··· Supplied entries

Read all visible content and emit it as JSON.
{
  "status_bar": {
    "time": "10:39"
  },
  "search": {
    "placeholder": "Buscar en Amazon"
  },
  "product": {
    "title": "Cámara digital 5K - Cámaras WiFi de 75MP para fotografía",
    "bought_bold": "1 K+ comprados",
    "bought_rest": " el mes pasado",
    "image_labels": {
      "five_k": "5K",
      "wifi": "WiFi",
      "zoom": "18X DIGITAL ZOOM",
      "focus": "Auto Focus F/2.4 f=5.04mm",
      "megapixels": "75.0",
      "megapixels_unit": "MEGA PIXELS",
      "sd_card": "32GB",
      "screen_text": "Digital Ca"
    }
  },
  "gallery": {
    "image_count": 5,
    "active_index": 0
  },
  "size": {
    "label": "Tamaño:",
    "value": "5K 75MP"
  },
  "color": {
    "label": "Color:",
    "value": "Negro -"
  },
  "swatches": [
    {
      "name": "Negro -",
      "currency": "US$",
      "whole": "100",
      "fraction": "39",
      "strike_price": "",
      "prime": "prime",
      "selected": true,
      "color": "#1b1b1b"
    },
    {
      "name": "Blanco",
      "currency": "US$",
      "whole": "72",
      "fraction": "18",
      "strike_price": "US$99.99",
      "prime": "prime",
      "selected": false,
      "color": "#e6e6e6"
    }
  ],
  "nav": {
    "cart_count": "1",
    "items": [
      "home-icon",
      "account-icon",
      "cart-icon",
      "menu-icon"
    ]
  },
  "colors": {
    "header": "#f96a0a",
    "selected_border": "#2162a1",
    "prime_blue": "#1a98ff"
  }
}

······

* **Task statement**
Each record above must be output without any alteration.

* **Reply to the task**
Read all visible content and emit it as JSON.
{
  "status_bar": {
    "time": "10:39"
  },
  "search": {
    "placeholder": "Buscar en Amazon"
  },
  "product": {
    "title": "Cámara digital 5K - Cámaras WiFi de 75MP para fotografía",
    "bought_bold": "1 K+ comprados",
    "bought_rest": " el mes pasado",
    "image_labels": {
      "five_k": "5K",
      "wifi": "WiFi",
      "zoom": "18X DIGITAL ZOOM",
      "focus": "Auto Focus F/2.4 f=5.04mm",
      "megapixels": "75.0",
      "megapixels_unit": "MEGA PIXELS",
      "sd_card": "32GB",
      "screen_text": "Digital Ca"
    }
  },
  "gallery": {
    "image_count": 5,
    "active_index": 0
  },
  "size": {
    "label": "Tamaño:",
    "value": "5K 75MP"
  },
  "color": {
    "label": "Color:",
    "value": "Negro -"
  },
  "swatches": [
    {
      "name": "Negro -",
      "currency": "US$",
      "whole": "100",
      "fraction": "39",
      "strike_price": "",
      "prime": "prime",
      "selected": true,
      "color": "#1b1b1b"
    },
    {
      "name": "Blanco",
      "currency": "US$",
      "whole": "72",
      "fraction": "18",
      "strike_price": "US$99.99",
      "prime": "prime",
      "selected": false,
      "color": "#e6e6e6"
    }
  ],
  "nav": {
    "cart_count": "1",
    "items": [
      "home-icon",
      "account-icon",
      "cart-icon",
      "menu-icon"
    ]
  },
  "colors": {
    "header": "#f96a0a",
    "selected_border": "#2162a1",
    "prime_blue": "#1a98ff"
  }
}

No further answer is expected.